**Assigned task**
Of the entries that follow, how many lines hold the word "label"? Reply with the number only.

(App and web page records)
[Start of section]

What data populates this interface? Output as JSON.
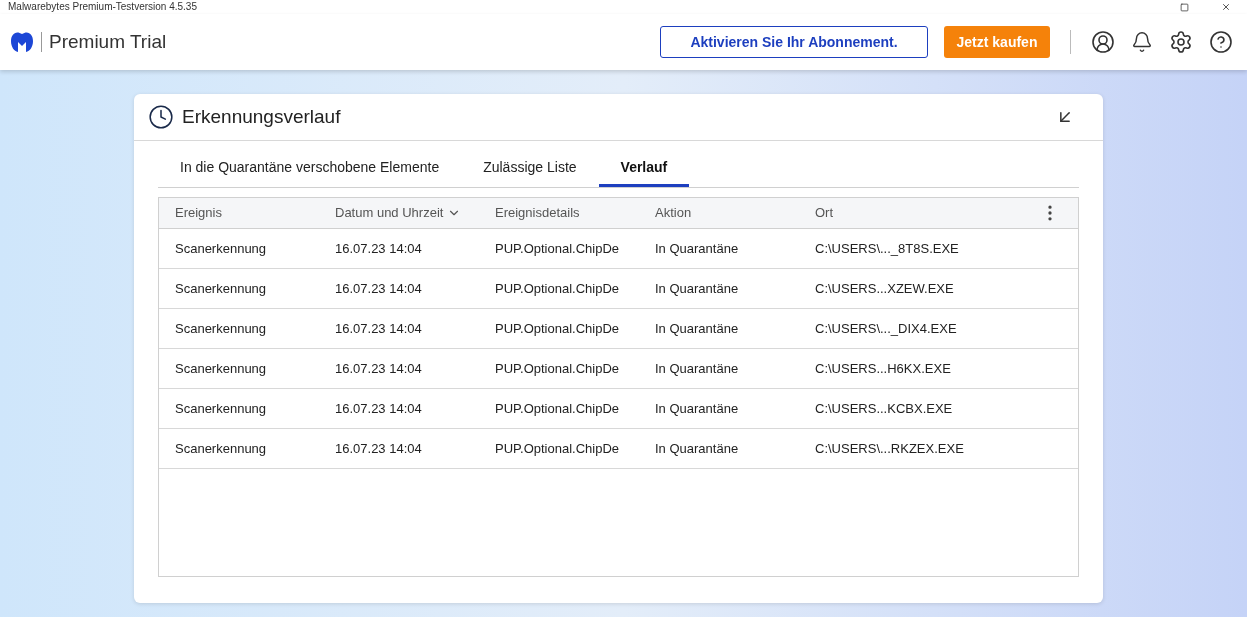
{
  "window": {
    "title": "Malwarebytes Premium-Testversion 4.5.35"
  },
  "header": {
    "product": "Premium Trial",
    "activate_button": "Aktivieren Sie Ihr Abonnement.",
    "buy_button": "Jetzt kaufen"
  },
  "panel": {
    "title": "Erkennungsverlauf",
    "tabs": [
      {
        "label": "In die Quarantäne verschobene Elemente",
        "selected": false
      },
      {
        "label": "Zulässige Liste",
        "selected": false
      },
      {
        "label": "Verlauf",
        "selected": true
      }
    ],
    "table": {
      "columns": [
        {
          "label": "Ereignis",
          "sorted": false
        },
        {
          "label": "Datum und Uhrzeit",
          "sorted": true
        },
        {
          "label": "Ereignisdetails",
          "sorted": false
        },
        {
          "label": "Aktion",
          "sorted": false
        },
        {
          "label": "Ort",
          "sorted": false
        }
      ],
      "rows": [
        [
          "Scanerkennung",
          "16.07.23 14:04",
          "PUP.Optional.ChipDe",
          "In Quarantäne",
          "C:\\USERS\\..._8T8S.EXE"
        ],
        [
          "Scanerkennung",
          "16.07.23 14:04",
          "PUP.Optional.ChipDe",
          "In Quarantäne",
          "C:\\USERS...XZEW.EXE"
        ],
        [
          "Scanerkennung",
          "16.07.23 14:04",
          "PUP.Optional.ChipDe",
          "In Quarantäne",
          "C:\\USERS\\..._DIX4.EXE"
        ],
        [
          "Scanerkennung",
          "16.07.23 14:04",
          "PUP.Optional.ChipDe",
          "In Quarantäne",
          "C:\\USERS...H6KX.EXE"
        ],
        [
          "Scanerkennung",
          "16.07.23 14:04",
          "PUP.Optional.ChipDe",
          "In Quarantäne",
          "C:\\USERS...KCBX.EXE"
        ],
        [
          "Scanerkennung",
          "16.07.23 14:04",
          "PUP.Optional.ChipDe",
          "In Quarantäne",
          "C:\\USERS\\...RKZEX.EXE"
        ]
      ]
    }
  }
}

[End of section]

**Exercise output**
8